** Record excerpts **
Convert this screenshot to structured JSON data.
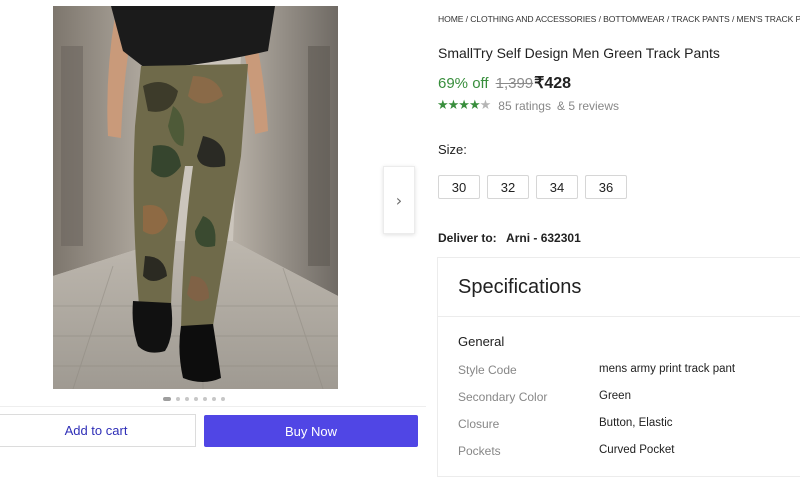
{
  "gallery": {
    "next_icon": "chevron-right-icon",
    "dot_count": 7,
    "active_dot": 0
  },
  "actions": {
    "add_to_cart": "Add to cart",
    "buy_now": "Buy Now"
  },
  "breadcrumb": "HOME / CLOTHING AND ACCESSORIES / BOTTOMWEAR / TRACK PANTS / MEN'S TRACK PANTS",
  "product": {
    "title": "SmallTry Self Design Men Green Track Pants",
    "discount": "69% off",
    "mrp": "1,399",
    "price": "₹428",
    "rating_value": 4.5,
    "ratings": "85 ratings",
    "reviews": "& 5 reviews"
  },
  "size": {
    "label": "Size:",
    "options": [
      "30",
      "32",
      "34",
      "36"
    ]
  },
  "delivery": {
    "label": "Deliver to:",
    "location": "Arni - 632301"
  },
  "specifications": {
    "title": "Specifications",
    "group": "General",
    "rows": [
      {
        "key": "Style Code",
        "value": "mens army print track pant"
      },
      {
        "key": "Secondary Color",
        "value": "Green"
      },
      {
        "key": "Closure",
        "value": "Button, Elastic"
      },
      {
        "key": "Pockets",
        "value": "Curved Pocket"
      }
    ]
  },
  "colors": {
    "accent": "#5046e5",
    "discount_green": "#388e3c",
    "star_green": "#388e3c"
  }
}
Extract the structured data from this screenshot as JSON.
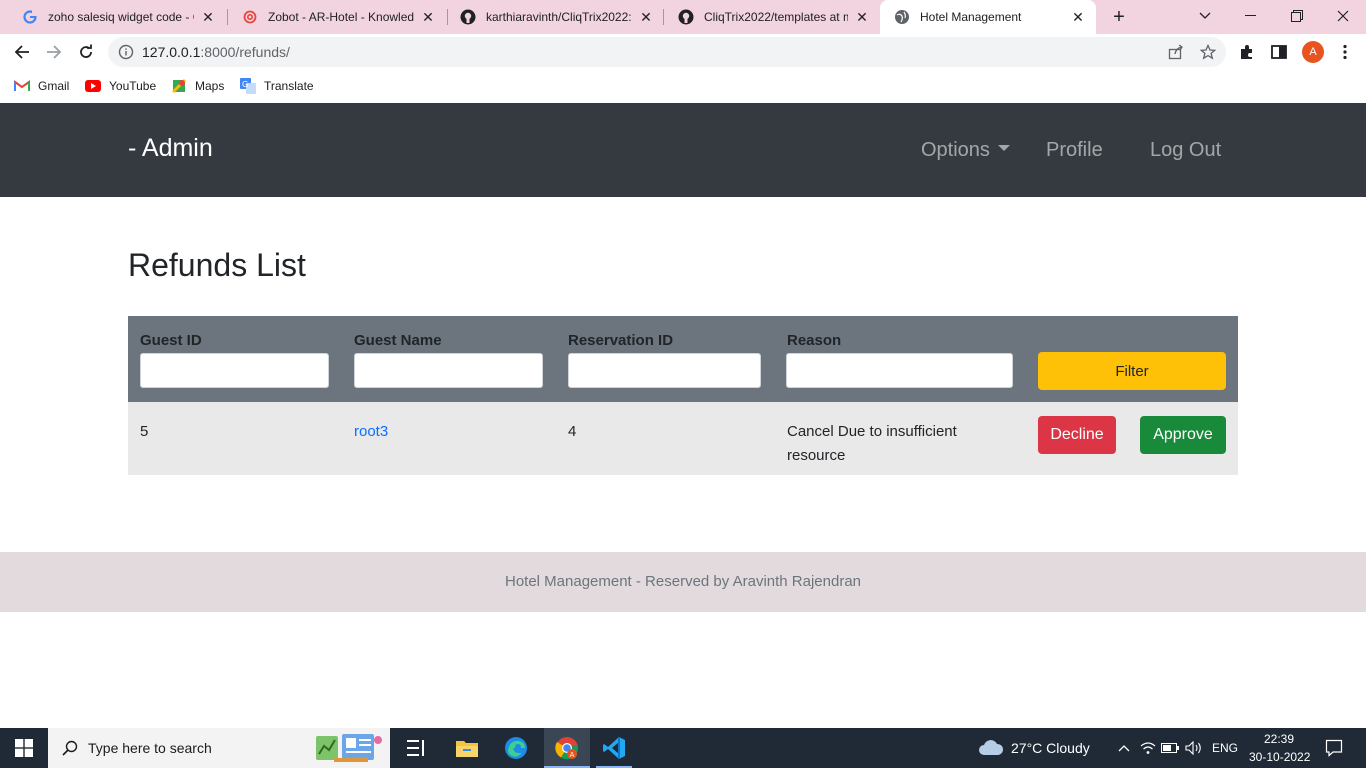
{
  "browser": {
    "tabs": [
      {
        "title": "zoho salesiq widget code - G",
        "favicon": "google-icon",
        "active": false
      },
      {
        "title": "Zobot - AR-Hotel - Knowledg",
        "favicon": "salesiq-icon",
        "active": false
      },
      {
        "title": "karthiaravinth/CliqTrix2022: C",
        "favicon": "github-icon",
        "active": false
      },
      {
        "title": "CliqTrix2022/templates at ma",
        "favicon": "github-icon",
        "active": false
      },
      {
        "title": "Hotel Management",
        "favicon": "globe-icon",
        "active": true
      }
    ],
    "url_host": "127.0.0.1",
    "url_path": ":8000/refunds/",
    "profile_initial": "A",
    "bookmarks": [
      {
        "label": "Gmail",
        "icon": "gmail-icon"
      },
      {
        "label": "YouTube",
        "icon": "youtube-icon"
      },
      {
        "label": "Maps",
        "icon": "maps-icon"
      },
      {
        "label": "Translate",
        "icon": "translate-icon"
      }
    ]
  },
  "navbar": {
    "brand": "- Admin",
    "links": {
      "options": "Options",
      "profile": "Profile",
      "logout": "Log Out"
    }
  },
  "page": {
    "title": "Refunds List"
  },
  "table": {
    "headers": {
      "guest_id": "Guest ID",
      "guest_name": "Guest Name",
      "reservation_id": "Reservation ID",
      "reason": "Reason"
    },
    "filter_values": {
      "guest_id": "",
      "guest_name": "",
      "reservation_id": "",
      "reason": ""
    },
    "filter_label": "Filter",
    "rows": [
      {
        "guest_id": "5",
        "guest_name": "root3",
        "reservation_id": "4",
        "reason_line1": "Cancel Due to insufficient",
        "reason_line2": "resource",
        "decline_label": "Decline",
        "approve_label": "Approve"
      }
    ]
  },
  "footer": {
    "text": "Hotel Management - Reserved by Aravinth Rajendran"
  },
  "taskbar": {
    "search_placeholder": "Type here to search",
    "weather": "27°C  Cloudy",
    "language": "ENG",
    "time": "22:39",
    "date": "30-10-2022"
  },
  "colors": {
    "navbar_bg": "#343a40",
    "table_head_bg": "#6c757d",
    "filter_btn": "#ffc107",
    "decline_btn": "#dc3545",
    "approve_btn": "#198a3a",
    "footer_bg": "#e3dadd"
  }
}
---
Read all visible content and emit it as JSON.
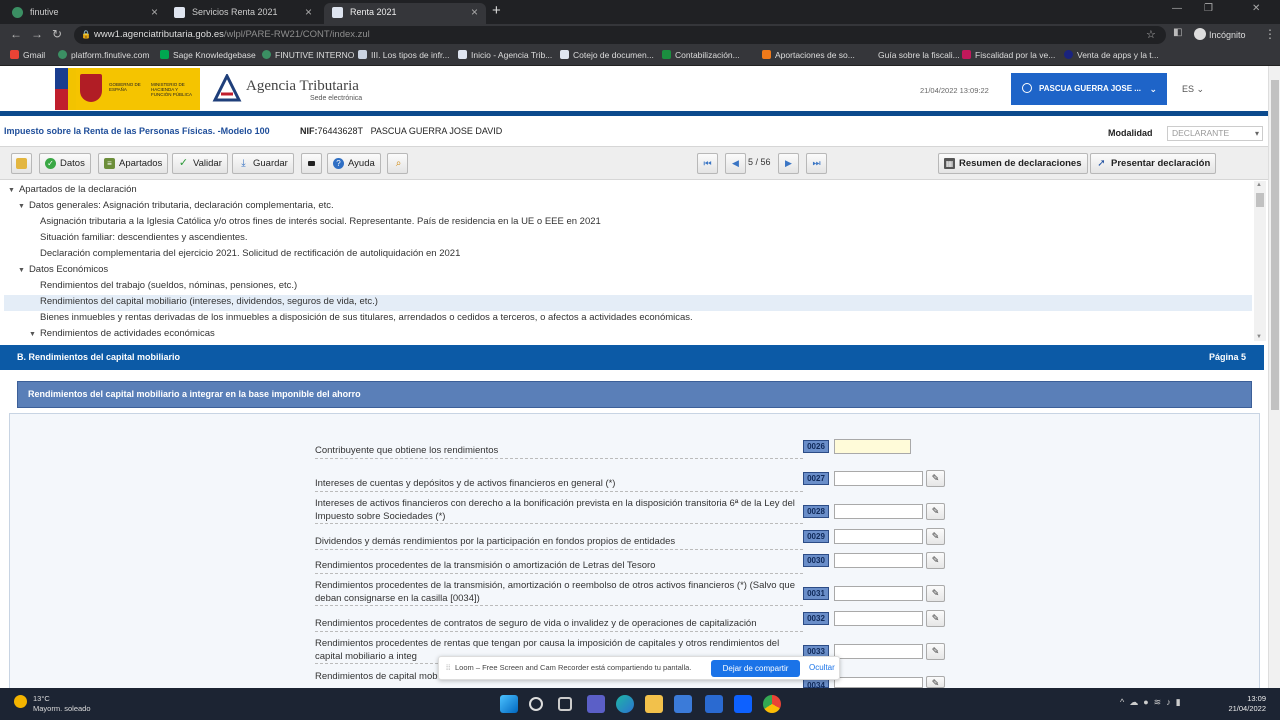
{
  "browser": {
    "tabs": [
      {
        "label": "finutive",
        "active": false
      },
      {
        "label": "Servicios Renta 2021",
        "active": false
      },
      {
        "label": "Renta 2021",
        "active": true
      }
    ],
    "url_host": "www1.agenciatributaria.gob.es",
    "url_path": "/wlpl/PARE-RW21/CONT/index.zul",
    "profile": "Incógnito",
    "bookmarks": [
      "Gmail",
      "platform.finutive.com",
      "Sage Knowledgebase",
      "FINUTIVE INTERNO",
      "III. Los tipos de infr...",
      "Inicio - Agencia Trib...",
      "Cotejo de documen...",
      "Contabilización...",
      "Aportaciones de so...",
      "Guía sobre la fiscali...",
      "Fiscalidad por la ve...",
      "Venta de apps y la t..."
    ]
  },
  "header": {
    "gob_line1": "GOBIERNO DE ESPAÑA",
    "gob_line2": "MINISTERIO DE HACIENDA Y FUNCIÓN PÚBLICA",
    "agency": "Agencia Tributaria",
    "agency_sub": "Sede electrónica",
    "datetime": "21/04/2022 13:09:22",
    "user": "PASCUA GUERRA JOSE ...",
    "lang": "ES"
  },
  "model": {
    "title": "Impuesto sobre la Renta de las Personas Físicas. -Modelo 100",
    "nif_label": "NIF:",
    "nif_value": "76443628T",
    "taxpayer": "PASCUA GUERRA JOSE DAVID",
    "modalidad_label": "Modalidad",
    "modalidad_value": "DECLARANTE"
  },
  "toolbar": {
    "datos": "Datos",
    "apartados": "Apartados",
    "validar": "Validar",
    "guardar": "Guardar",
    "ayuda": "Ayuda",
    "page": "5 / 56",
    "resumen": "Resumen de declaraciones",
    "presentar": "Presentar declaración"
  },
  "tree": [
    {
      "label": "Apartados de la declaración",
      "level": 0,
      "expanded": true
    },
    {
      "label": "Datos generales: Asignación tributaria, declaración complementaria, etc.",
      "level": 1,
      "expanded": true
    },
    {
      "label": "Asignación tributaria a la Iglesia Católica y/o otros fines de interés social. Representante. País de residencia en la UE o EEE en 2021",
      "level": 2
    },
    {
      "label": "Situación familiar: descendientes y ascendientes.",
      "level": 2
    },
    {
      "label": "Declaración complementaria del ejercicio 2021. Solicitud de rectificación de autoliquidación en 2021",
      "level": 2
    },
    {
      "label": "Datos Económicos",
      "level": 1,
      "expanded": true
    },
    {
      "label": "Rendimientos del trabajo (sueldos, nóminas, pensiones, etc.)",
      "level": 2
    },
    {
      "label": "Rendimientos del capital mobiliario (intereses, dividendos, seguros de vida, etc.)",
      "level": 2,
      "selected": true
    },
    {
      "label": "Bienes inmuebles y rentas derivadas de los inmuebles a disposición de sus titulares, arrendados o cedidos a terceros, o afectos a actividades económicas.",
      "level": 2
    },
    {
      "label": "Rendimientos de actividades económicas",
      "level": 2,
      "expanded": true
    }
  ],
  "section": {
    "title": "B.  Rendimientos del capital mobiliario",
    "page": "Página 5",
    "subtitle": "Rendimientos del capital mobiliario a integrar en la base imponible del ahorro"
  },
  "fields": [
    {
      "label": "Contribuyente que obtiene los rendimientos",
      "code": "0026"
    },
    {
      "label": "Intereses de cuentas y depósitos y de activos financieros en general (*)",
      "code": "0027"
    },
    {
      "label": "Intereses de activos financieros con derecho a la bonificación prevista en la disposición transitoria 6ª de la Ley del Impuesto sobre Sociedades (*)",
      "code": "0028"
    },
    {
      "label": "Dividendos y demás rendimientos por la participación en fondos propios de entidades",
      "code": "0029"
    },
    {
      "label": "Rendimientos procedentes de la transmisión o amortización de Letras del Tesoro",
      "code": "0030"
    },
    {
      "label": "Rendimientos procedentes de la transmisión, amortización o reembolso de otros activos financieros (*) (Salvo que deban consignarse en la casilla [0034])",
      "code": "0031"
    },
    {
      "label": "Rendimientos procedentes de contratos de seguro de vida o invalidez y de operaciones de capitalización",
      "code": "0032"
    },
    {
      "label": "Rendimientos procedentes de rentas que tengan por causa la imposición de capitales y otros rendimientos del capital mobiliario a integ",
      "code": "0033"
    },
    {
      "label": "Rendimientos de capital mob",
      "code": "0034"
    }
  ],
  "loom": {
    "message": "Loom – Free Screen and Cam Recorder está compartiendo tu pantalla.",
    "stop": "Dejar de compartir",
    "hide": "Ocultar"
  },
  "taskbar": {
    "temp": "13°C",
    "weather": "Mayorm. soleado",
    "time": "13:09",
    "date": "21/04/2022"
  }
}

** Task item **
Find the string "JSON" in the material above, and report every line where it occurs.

** Result for this task **
Convert this screenshot to structured JSON data.
Extract the structured data from this screenshot as JSON.
Read all visible content and emit it as JSON.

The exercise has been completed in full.